A film that came out recently on a number of electronic mediums including Steam and the like that gave me an interesting perspective into the world of video game development was Indie Game: The Movie. This film, from Canadian directors Lisanne Pajot and James Swirsky provides insight into the interesting world of video game development – namely indie games.
For those of you are unfamiliar with what exactly an “indie game” is, do not be alarmed for it is not a racial slur of any kind:) It is, in fact, a video game title whose artistic direction and vision are sole properties of a group of individuals (most often team sizes range from 1 to 5 members) that exclusively handle the burdens of financing and developing their projects entirely on their own. A task that seems daunting at best.
The film highlights the creative exploits of three developers Team Meat, Polytron, and Jonathan Blow who are known for the games they have created (the titles being Super Meat Boy, Fez, and Braid respectively).
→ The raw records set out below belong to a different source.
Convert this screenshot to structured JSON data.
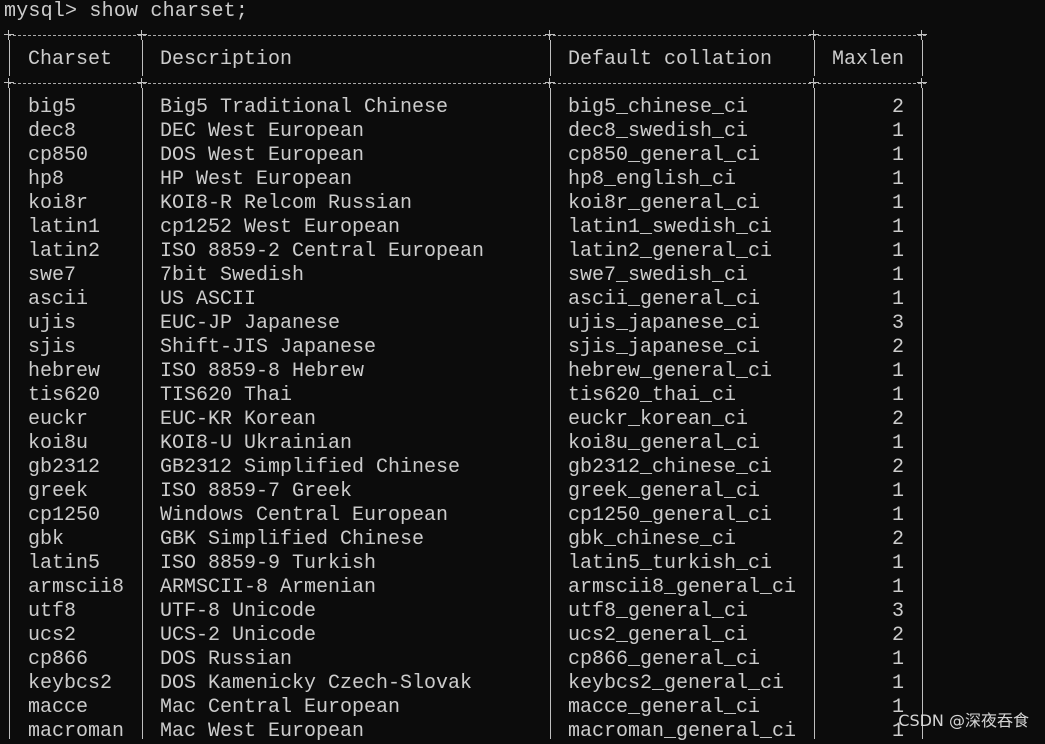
{
  "terminal": {
    "prompt": "mysql> ",
    "command": "show charset;"
  },
  "table": {
    "headers": [
      "Charset",
      "Description",
      "Default collation",
      "Maxlen"
    ],
    "rows": [
      [
        "big5",
        "Big5 Traditional Chinese",
        "big5_chinese_ci",
        "2"
      ],
      [
        "dec8",
        "DEC West European",
        "dec8_swedish_ci",
        "1"
      ],
      [
        "cp850",
        "DOS West European",
        "cp850_general_ci",
        "1"
      ],
      [
        "hp8",
        "HP West European",
        "hp8_english_ci",
        "1"
      ],
      [
        "koi8r",
        "KOI8-R Relcom Russian",
        "koi8r_general_ci",
        "1"
      ],
      [
        "latin1",
        "cp1252 West European",
        "latin1_swedish_ci",
        "1"
      ],
      [
        "latin2",
        "ISO 8859-2 Central European",
        "latin2_general_ci",
        "1"
      ],
      [
        "swe7",
        "7bit Swedish",
        "swe7_swedish_ci",
        "1"
      ],
      [
        "ascii",
        "US ASCII",
        "ascii_general_ci",
        "1"
      ],
      [
        "ujis",
        "EUC-JP Japanese",
        "ujis_japanese_ci",
        "3"
      ],
      [
        "sjis",
        "Shift-JIS Japanese",
        "sjis_japanese_ci",
        "2"
      ],
      [
        "hebrew",
        "ISO 8859-8 Hebrew",
        "hebrew_general_ci",
        "1"
      ],
      [
        "tis620",
        "TIS620 Thai",
        "tis620_thai_ci",
        "1"
      ],
      [
        "euckr",
        "EUC-KR Korean",
        "euckr_korean_ci",
        "2"
      ],
      [
        "koi8u",
        "KOI8-U Ukrainian",
        "koi8u_general_ci",
        "1"
      ],
      [
        "gb2312",
        "GB2312 Simplified Chinese",
        "gb2312_chinese_ci",
        "2"
      ],
      [
        "greek",
        "ISO 8859-7 Greek",
        "greek_general_ci",
        "1"
      ],
      [
        "cp1250",
        "Windows Central European",
        "cp1250_general_ci",
        "1"
      ],
      [
        "gbk",
        "GBK Simplified Chinese",
        "gbk_chinese_ci",
        "2"
      ],
      [
        "latin5",
        "ISO 8859-9 Turkish",
        "latin5_turkish_ci",
        "1"
      ],
      [
        "armscii8",
        "ARMSCII-8 Armenian",
        "armscii8_general_ci",
        "1"
      ],
      [
        "utf8",
        "UTF-8 Unicode",
        "utf8_general_ci",
        "3"
      ],
      [
        "ucs2",
        "UCS-2 Unicode",
        "ucs2_general_ci",
        "2"
      ],
      [
        "cp866",
        "DOS Russian",
        "cp866_general_ci",
        "1"
      ],
      [
        "keybcs2",
        "DOS Kamenicky Czech-Slovak",
        "keybcs2_general_ci",
        "1"
      ],
      [
        "macce",
        "Mac Central European",
        "macce_general_ci",
        "1"
      ],
      [
        "macroman",
        "Mac West European",
        "macroman_general_ci",
        "1"
      ]
    ]
  },
  "watermark": "CSDN @深夜吞食",
  "colors": {
    "background": "#0c0c0c",
    "text": "#cccccc"
  }
}
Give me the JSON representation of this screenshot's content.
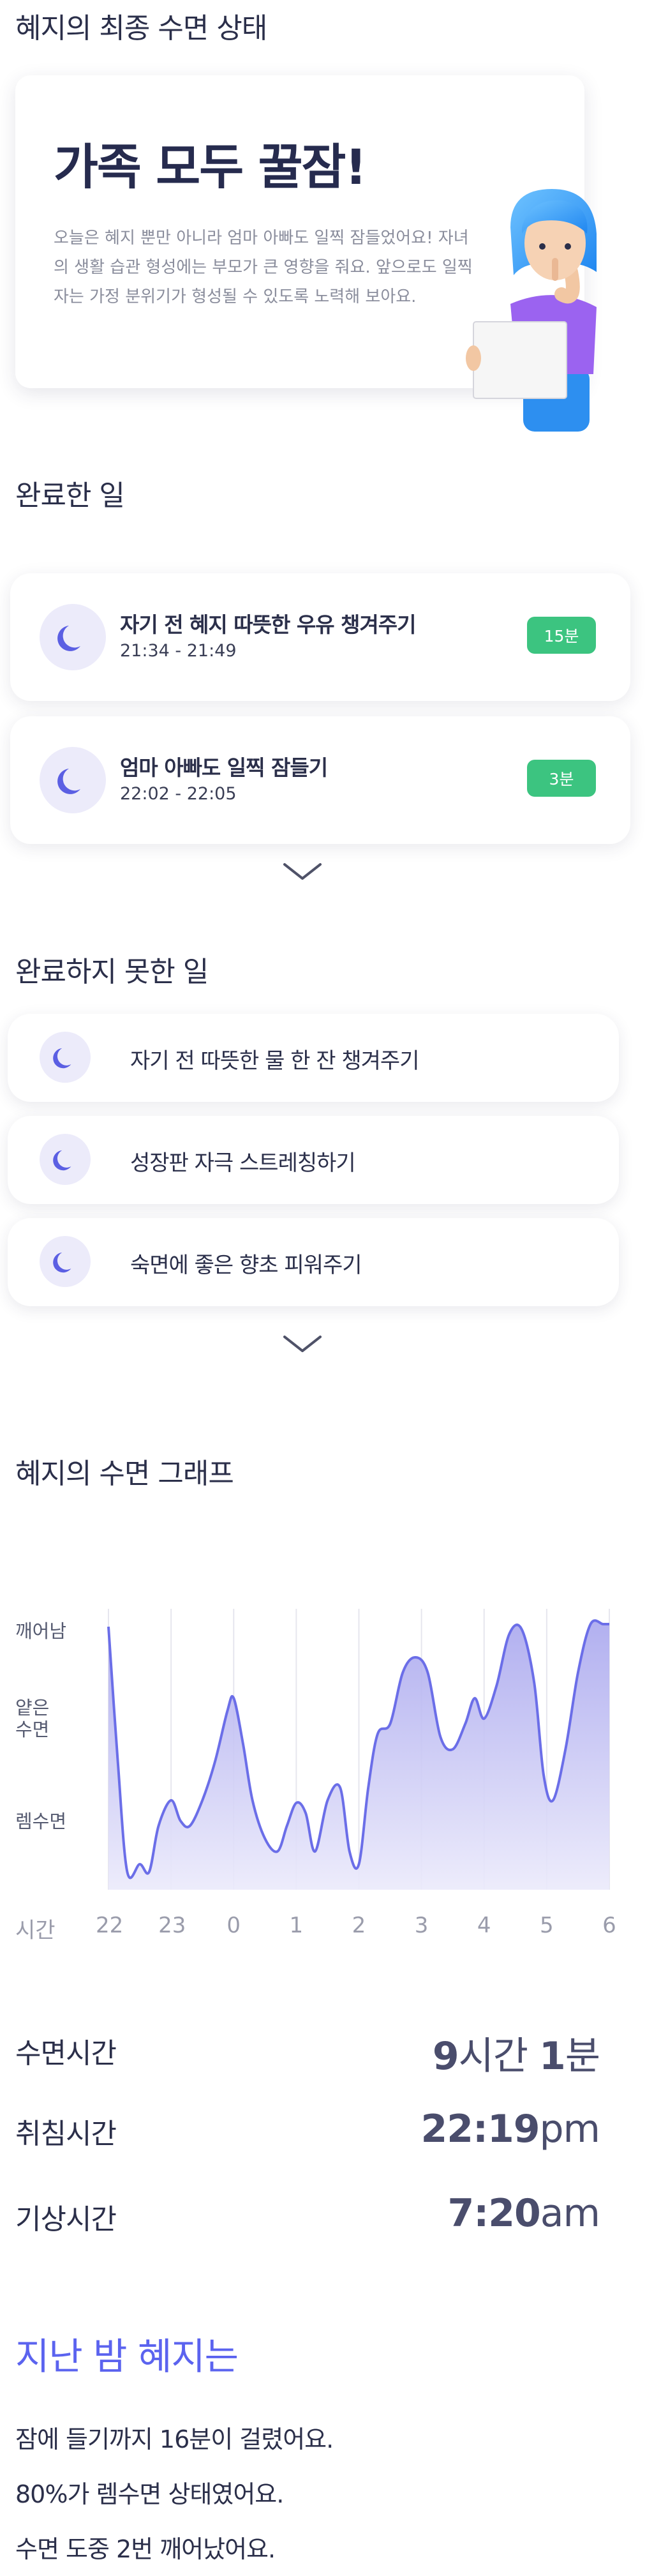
{
  "header": {
    "title": "혜지의 최종 수면 상태"
  },
  "hero": {
    "headline": "가족 모두 꿀잠!",
    "body": "오늘은 혜지 뿐만 아니라 엄마 아빠도 일찍 잠들었어요! 자녀의 생활 습관 형성에는 부모가 큰 영향을 줘요. 앞으로도 일찍 자는 가정 분위기가 형성될 수 있도록 노력해 보아요."
  },
  "completed": {
    "title": "완료한 일",
    "items": [
      {
        "title": "자기 전 혜지 따뜻한 우유 챙겨주기",
        "time": "21:34 - 21:49",
        "badge": "15분"
      },
      {
        "title": "엄마 아빠도 일찍 잠들기",
        "time": "22:02 - 22:05",
        "badge": "3분"
      }
    ]
  },
  "incomplete": {
    "title": "완료하지 못한 일",
    "items": [
      {
        "label": "자기 전 따뜻한 물 한 잔 챙겨주기"
      },
      {
        "label": "성장판 자극 스트레칭하기"
      },
      {
        "label": "숙면에 좋은 향초 피워주기"
      }
    ]
  },
  "graph": {
    "title": "혜지의 수면 그래프"
  },
  "chart_data": {
    "type": "area",
    "y_categories": [
      "렘수면",
      "얕은 수면",
      "깨어남"
    ],
    "y_labels": {
      "awake": "깨어남",
      "light_line1": "얕은",
      "light_line2": "수면",
      "rem": "렘수면"
    },
    "x_axis_label": "시간",
    "x_ticks": [
      "22",
      "23",
      "0",
      "1",
      "2",
      "3",
      "4",
      "5",
      "6"
    ],
    "x": [
      22.0,
      22.15,
      22.3,
      22.5,
      22.65,
      22.8,
      23.0,
      23.15,
      23.3,
      23.5,
      23.7,
      23.9,
      24.0,
      24.15,
      24.3,
      24.5,
      24.7,
      24.85,
      25.0,
      25.15,
      25.3,
      25.5,
      25.7,
      25.85,
      26.0,
      26.15,
      26.3,
      26.5,
      26.7,
      26.9,
      27.1,
      27.3,
      27.5,
      27.7,
      27.85,
      28.0,
      28.2,
      28.4,
      28.6,
      28.8,
      28.95,
      29.1,
      29.3,
      29.5,
      29.7,
      29.9,
      30.0
    ],
    "y": [
      0.98,
      0.45,
      0.02,
      0.05,
      0.02,
      0.2,
      0.3,
      0.22,
      0.2,
      0.3,
      0.45,
      0.65,
      0.7,
      0.52,
      0.3,
      0.15,
      0.1,
      0.2,
      0.29,
      0.25,
      0.1,
      0.3,
      0.35,
      0.1,
      0.05,
      0.35,
      0.56,
      0.6,
      0.8,
      0.86,
      0.8,
      0.55,
      0.5,
      0.6,
      0.7,
      0.62,
      0.75,
      0.95,
      0.97,
      0.76,
      0.4,
      0.3,
      0.5,
      0.8,
      0.99,
      0.99,
      0.99
    ],
    "xlim": [
      22,
      30
    ],
    "colors": {
      "line": "#6b6ee8",
      "fill_top": "#a9a7ee",
      "fill_bottom": "#ebeafb"
    }
  },
  "stats": {
    "sleep_time": {
      "label": "수면시간",
      "n1": "9",
      "u1": "시간 ",
      "n2": "1",
      "u2": "분"
    },
    "bed_time": {
      "label": "취침시간",
      "num": "22:19",
      "unit": "pm"
    },
    "wake_time": {
      "label": "기상시간",
      "num": "7:20",
      "unit": "am"
    }
  },
  "summary": {
    "title": "지난 밤 혜지는",
    "lines": [
      "잠에 들기까지 16분이 걸렸어요.",
      "80%가 렘수면 상태였어요.",
      "수면 도중 2번 깨어났어요."
    ]
  },
  "icons": {
    "moon": "moon-icon",
    "chevron": "chevron-down-icon"
  },
  "colors": {
    "accent": "#5b63ef",
    "badge": "#3cc480",
    "moon": "#5b5fe3",
    "moon_bg": "#ecebfa"
  }
}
The film not only highlights the rises and falls of game development cycle but also provides insight into the lives that these game developers and their families lead. It provides a level of characterization not often seen inside the many hacks and saws common to popular titles such as Super Meat Boy.
A level of intimacy is heavily encouraged from the film’s directors for the stress-intensive periods of time that indie game developers have to endure in light of deadlines and important dates that occur during any game’s development. These aforementioned elements come together to make for an interesting take on what many consumers may not consider when ingesting the newest independent title released for the Xbox Live Arcade (XBLA) or the Playstation Network (PSN).
Furthermore, the film goes into a brief history of independent game development especially emphasizing the advent of modern-day digital download services such as the aforementioned XBLA and PSN whose purveyors (namely Microsoft and Sony respectively) have allowed for lower budget titles to receive their fair share of the spotlight in light of mega titles like the Call of Duty Franchise and Halo series alike.
In addition, a portion of the film is devoted to allowing the viewer to become acquainted with these fantastic titles. From the wall-to-wall platforming of Super Meat Boy; to the cleverly designed three-dimensional opus that is Fez; to the time-reversing adventure gameplay of Braid, gamers will have a blast rolling through hours and hours of beautifully designed titles that come from a group of individual’s combined artistic vision rather than corporate grunts whose vision is all too often skewed by the needs and desires of their owners. The former statement truly encompasses the scope of this film’s focus specifically the trials, pain, and infrequent success of independently developed game titles that share not only the burden of their creator’s time but, in addition, their artistic vision as well.
Until next time… so long.
You can find other posts like this here.
Don’t forget to follow me on Twitter @tsunamiavenger !
Add me to your reader and check out my other blogs too!